Few media executives have embraced television’s digital future more than Jeff Bewkes. The chief executive officer of media giant Time Warner Inc. was an early promoter of making shows available anytime on any device. He’s started selling HBO to cord-cutters who don’t pay for cable. And this week, Time Warner bought a 10 percent stake in Hulu LLC, helping the online video service compete with the likes of Netflix Inc. and Comcast Corp.
Seated in a Time Warner Center conference room overlooking Manhattan’s Central Park last month, Bewkes said his company is well-positioned for a shifting landscape that’s no longer just about making shows and movies but also about finding the most profitable way to sell them.
“There’s more innovation in business models than there was five or 10 years ago,” Bewkes said. “It’s becoming global and it’s becoming technologically enhanced with video on demand. That means the distribution models change.”
But Bewkes’s strategy only works if Time Warner has a stable of hits, and the 64-year-old executive is entering a critical stretch that will test his company and potentially cement his legacy. HBO can only ride the success of “Game of Thrones” for two more seasons and must find a new show to carry the mantle. The Warner Bros. movie studio is banking on a new group of DC Comics superheroes to win over audiences after “Batman vs Superman” failed to reach the heights of Walt Disney Co.’s Marvel movies. And Turner’s collection of cable networks must get into more ambitious programming after years of relying on “Law & Order” and “Big Bang Theory” reruns.
Under Bewkes’s eight-year tenure as CEO, Time Warner has been reshaped to focus on the business of Hollywood, with former units AOL, Time Warner Cable and magazine publisher Time Inc. spun off into independent companies.
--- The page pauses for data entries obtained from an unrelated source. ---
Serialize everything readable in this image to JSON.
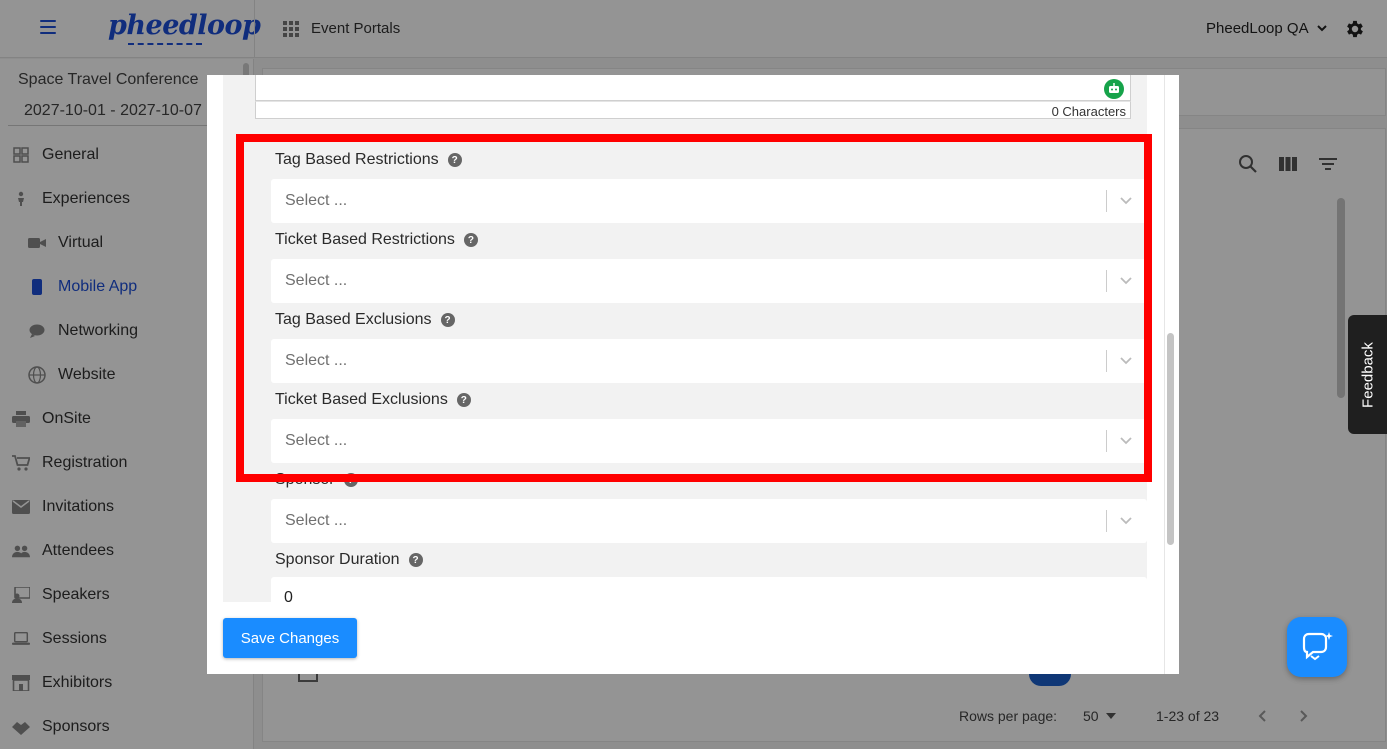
{
  "topbar": {
    "logo": "pheedloop",
    "portals_label": "Event Portals",
    "org_label": "PheedLoop QA"
  },
  "sidebar": {
    "conference_name": "Space Travel Conference",
    "conference_dates": "2027-10-01 - 2027-10-07",
    "items": [
      {
        "label": "General",
        "icon": "grid-icon"
      },
      {
        "label": "Experiences",
        "icon": "person-icon"
      },
      {
        "label": "Virtual",
        "icon": "video-camera-icon"
      },
      {
        "label": "Mobile App",
        "icon": "mobile-phone-icon"
      },
      {
        "label": "Networking",
        "icon": "chat-bubble-icon"
      },
      {
        "label": "Website",
        "icon": "globe-icon"
      },
      {
        "label": "OnSite",
        "icon": "printer-icon"
      },
      {
        "label": "Registration",
        "icon": "cart-icon"
      },
      {
        "label": "Invitations",
        "icon": "envelope-icon"
      },
      {
        "label": "Attendees",
        "icon": "people-icon"
      },
      {
        "label": "Speakers",
        "icon": "speaker-icon"
      },
      {
        "label": "Sessions",
        "icon": "laptop-icon"
      },
      {
        "label": "Exhibitors",
        "icon": "store-icon"
      },
      {
        "label": "Sponsors",
        "icon": "sponsor-icon"
      }
    ]
  },
  "table_footer": {
    "rows_per_page_label": "Rows per page:",
    "rows_per_page_value": "50",
    "range": "1-23 of 23"
  },
  "feedback": {
    "label": "Feedback"
  },
  "modal": {
    "char_count": "0 Characters",
    "fields": [
      {
        "label": "Tag Based Restrictions",
        "placeholder": "Select ..."
      },
      {
        "label": "Ticket Based Restrictions",
        "placeholder": "Select ..."
      },
      {
        "label": "Tag Based Exclusions",
        "placeholder": "Select ..."
      },
      {
        "label": "Ticket Based Exclusions",
        "placeholder": "Select ..."
      },
      {
        "label": "Sponsor",
        "placeholder": "Select ..."
      }
    ],
    "sponsor_duration": {
      "label": "Sponsor Duration",
      "value": "0"
    },
    "save_label": "Save Changes"
  },
  "colors": {
    "accent": "#1a8cff",
    "brand": "#1d4ed8",
    "highlight": "#ff0000",
    "assist_icon": "#16a34a"
  }
}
Shrinking Time Warner was “a strategy that Jeff had been thinking about for a long time before he became CEO,” said Don Logan, who used to run the publishing division.
“He was always trying to stay one step ahead of where he needed to be five years downstream,” Logan said. “He looked at all the changes going on with cable and believed they had more flexibility if they controlled the content rather than the distribution.”
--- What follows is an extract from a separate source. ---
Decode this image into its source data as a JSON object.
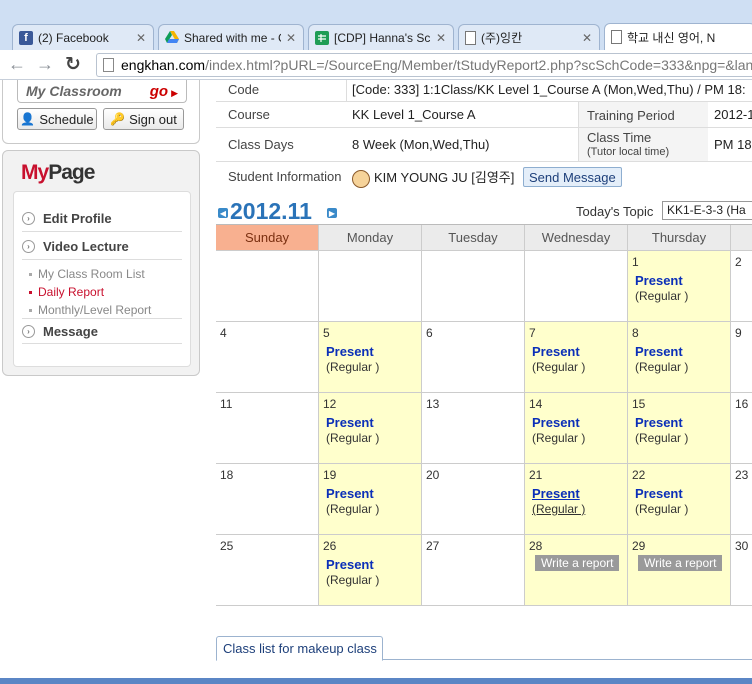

Now Bewkes is steering Time Warner through a period of seismic change in the entertainment industry. Netflix and Amazon.com Inc. are spending extravagant sums on shows and movies, forcing traditional TV networks to keep up and consider delivering online services directly to consumers, as HBO has done. Cable companies are under pressure to offer cheaper plans with fewer channels, meaning networks need to prove their content is vital to avoid being cut from the basic lineup.